__TASK DESCRIPTION__.
Could you report every line of the listing below that holds the word "JSON"?

__INFORMATION PROVIDED__.
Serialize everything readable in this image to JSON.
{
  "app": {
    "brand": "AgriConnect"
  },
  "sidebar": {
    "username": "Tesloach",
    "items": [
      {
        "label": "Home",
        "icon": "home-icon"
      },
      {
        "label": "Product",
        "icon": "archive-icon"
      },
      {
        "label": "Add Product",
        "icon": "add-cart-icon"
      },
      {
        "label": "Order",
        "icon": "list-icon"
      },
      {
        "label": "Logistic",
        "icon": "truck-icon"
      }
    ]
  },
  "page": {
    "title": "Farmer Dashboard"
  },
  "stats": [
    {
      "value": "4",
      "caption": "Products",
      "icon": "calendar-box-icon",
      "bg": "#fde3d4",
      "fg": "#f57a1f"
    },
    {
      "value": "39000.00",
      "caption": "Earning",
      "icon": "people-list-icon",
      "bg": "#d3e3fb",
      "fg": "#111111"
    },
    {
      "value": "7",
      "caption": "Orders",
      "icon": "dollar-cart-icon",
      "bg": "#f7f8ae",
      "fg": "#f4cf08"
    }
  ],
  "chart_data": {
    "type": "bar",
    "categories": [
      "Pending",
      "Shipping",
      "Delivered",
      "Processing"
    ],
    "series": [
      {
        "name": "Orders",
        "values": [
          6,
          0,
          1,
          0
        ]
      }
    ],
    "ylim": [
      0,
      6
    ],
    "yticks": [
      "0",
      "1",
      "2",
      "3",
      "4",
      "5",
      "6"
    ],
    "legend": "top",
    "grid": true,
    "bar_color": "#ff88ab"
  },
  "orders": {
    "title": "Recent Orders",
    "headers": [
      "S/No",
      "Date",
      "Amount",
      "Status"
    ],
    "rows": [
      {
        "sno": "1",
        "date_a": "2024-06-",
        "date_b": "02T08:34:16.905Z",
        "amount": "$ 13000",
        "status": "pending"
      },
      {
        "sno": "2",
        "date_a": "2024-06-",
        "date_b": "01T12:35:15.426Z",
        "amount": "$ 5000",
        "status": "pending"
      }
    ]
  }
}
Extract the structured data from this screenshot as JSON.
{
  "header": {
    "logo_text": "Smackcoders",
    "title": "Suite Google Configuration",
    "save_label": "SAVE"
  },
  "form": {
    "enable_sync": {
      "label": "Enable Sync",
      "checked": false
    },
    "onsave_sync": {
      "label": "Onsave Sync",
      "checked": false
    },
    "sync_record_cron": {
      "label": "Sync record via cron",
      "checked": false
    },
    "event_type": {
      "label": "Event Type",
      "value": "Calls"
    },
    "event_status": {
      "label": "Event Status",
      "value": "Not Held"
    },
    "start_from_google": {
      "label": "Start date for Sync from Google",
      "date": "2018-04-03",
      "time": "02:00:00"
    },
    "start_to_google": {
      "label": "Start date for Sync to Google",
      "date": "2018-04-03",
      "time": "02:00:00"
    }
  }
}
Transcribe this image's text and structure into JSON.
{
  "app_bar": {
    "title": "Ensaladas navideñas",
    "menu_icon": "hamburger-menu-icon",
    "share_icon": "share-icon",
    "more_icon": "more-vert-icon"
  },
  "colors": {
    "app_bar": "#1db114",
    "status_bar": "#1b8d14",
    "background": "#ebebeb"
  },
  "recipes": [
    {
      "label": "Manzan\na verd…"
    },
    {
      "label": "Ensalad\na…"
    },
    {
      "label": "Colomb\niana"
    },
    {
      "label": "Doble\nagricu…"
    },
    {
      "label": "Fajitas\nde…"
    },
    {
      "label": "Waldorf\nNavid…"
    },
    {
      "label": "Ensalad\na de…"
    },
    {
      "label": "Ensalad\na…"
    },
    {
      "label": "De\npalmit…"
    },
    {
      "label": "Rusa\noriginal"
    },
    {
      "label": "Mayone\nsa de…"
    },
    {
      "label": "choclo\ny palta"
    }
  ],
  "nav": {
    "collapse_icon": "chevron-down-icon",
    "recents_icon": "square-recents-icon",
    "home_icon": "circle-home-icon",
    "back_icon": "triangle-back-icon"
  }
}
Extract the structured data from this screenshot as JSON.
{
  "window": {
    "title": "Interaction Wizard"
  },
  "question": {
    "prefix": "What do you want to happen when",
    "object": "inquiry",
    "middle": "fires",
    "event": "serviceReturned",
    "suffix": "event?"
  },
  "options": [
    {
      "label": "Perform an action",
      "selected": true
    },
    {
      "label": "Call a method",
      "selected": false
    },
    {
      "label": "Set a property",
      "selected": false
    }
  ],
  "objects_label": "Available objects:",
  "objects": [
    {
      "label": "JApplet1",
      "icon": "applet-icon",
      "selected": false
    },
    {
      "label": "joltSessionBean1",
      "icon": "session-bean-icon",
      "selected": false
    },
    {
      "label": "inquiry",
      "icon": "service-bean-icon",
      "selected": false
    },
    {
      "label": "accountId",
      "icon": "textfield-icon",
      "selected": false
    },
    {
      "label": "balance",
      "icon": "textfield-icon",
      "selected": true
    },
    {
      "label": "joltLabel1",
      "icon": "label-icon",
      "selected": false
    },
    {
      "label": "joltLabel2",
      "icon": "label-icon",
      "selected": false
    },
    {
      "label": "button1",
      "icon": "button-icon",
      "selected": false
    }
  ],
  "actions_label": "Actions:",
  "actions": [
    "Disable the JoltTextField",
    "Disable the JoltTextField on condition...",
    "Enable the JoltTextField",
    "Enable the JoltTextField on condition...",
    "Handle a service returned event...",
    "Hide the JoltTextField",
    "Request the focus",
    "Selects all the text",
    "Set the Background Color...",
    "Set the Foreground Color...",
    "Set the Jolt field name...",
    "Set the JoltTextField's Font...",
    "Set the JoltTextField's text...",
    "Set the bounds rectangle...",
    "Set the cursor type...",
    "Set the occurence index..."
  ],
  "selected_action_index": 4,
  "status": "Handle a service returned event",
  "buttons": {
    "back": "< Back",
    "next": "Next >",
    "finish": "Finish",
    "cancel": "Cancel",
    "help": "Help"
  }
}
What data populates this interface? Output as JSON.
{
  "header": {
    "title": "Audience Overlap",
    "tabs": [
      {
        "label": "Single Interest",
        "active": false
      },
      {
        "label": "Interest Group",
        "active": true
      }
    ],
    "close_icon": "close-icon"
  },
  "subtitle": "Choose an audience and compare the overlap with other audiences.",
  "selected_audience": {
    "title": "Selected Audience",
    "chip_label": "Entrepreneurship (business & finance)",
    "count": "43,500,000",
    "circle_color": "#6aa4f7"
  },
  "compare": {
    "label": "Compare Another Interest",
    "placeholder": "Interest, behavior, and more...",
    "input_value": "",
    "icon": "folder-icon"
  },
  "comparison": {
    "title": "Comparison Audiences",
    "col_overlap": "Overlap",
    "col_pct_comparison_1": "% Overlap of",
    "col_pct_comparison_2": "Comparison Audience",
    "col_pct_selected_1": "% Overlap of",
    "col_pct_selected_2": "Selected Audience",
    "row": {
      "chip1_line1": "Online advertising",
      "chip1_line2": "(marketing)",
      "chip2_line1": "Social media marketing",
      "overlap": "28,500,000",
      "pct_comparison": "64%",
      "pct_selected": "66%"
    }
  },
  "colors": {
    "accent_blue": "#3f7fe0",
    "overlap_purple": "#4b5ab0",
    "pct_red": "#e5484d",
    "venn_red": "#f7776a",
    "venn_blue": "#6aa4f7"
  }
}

__PROBLEM SOLUTION__.
Serialize everything readable in this image to JSON.
Extract the structured data from this screenshot as JSON.
Transcribe this image's text and structure into JSON.
Extract the structured data from this screenshot as JSON.
What data populates this interface? Output as JSON.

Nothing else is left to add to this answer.